Our lawyers are reviewing potential lawsuits for people who developed Burkholderia cepacia (B. cepacia) infections after using antiseptic wipes, liquid stool softeners, barrier cream cloths or other products.
Free Confidential Lawsuit Evaluation: If you or a loved one developed a B. Cepacia infection, you should contact our law firm immediately. You may be entitled to compensation by filing a suit and our lawyers can help.
What is B. Cepacia?
Burkholderia cepacia is a type of antibiotic-resistant bacteria commonly found in the soil and water, according to the Centers for Disease Control and Prevention (CDC). While the bacteria typically poses little threat to healthy adults, it can cause severe infections in people with weakened immune systems or chronic lung diseases like cystic fibrosis.

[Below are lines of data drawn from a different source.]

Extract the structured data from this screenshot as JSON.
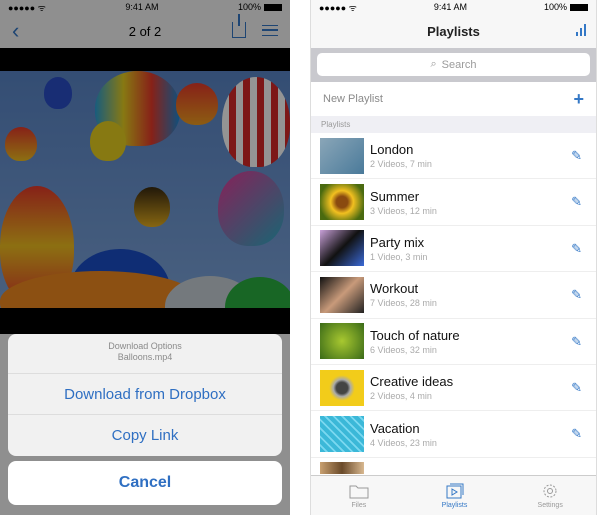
{
  "left": {
    "status": {
      "time": "9:41 AM",
      "battery": "100%",
      "signal": "●●●●● ᯤ"
    },
    "nav": {
      "title": "2 of 2",
      "back_icon": "chevron-left-icon",
      "share_icon": "share-icon",
      "list_icon": "list-icon"
    },
    "sheet": {
      "title": "Download Options",
      "subtitle": "Balloons.mp4",
      "actions": [
        "Download from Dropbox",
        "Copy Link"
      ],
      "cancel": "Cancel"
    },
    "accent": "#2f6fc2"
  },
  "right": {
    "status": {
      "time": "9:41 AM",
      "battery": "100%",
      "signal": "●●●●● ᯤ"
    },
    "nav": {
      "title": "Playlists",
      "sort_icon": "bars-icon"
    },
    "search": {
      "placeholder": "Search",
      "icon": "search-icon"
    },
    "new_playlist": {
      "label": "New Playlist",
      "icon": "plus-icon"
    },
    "section_label": "Playlists",
    "playlists": [
      {
        "title": "London",
        "meta": "2 Videos, 7 min",
        "thumb": "#6f8fa4"
      },
      {
        "title": "Summer",
        "meta": "3 Videos, 12 min",
        "thumb": "#d6b21c"
      },
      {
        "title": "Party mix",
        "meta": "1 Video, 3 min",
        "thumb": "#3c4a7a"
      },
      {
        "title": "Workout",
        "meta": "7 Videos, 28 min",
        "thumb": "#2a2a2a"
      },
      {
        "title": "Touch of nature",
        "meta": "6 Videos, 32 min",
        "thumb": "#5c8a2a"
      },
      {
        "title": "Creative ideas",
        "meta": "2 Videos, 4 min",
        "thumb": "#f2cc1a"
      },
      {
        "title": "Vacation",
        "meta": "4 Videos, 23 min",
        "thumb": "#3bb8d8"
      }
    ],
    "tabs": [
      {
        "label": "Files",
        "icon": "folder-icon",
        "active": false
      },
      {
        "label": "Playlists",
        "icon": "playlist-icon",
        "active": true
      },
      {
        "label": "Settings",
        "icon": "gear-icon",
        "active": false
      }
    ]
  }
}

The mortality rate associated with B. Cepacia infection is roughly 42%, according to the CDC.
B. Cepacia Outbreaks
Outbreaks of B. cepacia infection have been linked to the following products:

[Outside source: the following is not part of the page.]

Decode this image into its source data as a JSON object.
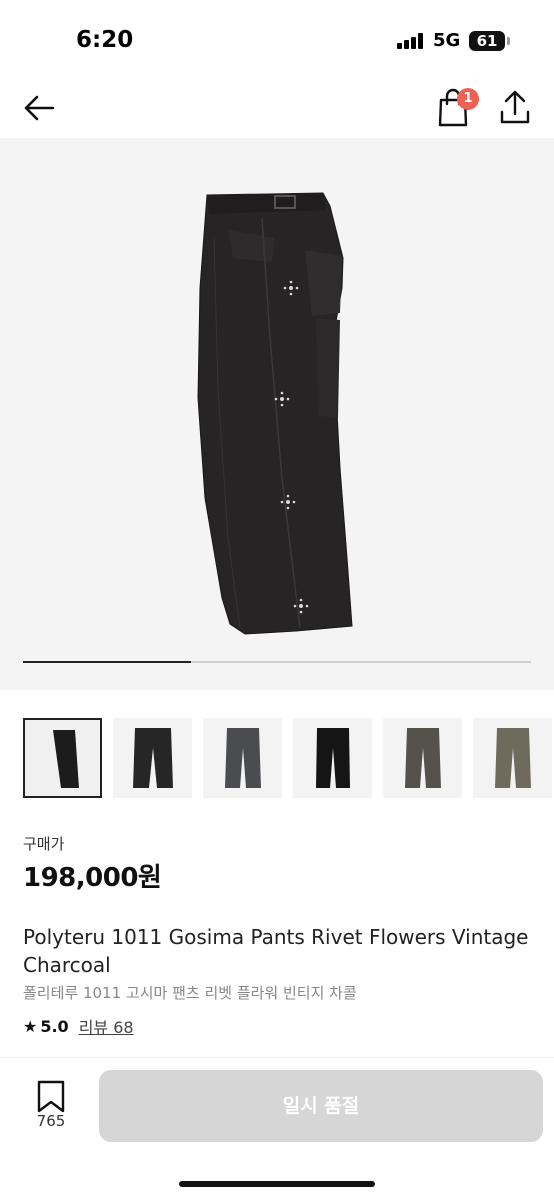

- Antiseptic wipes – In August 2012, the Dukal Corporation announced a recall for selected lots of benzalkonium chloride swabs and antiseptic wipes over concerns about potential B. cepacia contamination.
- Baby wipes – Nutek Disposables, Inc. issued a nationwide recall in October 2014 for baby wipes manufactured under the brand names Cuties, Diapers.com, Femtex, Fred’s, Kidgets, Member’s Mark, Simply Right, Sunny Smiles, Tender Touch, and Well Beginnings, because some packages may contain B. cepacia.
- Comfort Shield Barrier Cream Cloth – Recalled for potential B. cepacia contamination in August 2016. Affected products include Comfort Shield Barrier Cream Cloths, Incontinence Clean-Up Cloths, M-care Meatal Cleansing Cloths for the Foley Catheterized Patient, Comfort Bath Cleansing Washcloths, and 2% Chlorhexidine Gluconate Cloths.
- Body Milk – 2008 study published in the Journal of Critical Care looked at 5 hospitalized patients who developed B. cepacia infections from unopened bottles of moisturizing body milk, “calling into question the use in critical care settings of cosmetic products that do not guarantee sterilization during the manufacturing process.”
- I.V. Flush Syringes – On October 5, 2016, Nurse Assist, Inc. recalled all unexpired lots of its I.V. flush syringes after reports of patients developing B. cepacia infections while receiving intravenous care using prepackaged saline flushes.
- Mouthwash – Study published in the International Journal of Infectious Diseases (IJID) in December 2014 found contaminated alcohol-free mouthwash to be the source of B. cepacia colonization and infection in ICU patients undergoing mechanical ventilation.
- Stool softener – In July 2016, the FDA and CDC announced they were investigating a multistate outbreak of B. cepacia linked to contaminated liquid docusate product that infected at least 60 people in 8 states.
Signs and symptoms of B. cepacia infection include:
- Shortness of breath
Since B. cepacia is often resistant to common antibiotics, the infection is difficult to treat once its reached the lungs. However, some species may be successfully treated with a combination of antibiotics. Basic infection prevention and control practices can significantly reduce the risk of contracting or spreading B. cepacia.
Do I Have a B. Cepacia Lawsuit?
The Product Liability Litigation Group at our law firm is an experienced team of trial lawyers that focus on the representation of plaintiffs in B. Cepacia infection lawsuits. We are handling individual litigation nationwide and currently accepting new injury and death cases in all 50 states.
Free Case Evaluation: Again, if you or a loved one was infected, you should contact our law firm immediately. You may be entitled to a settlement by filing a suit and we can help.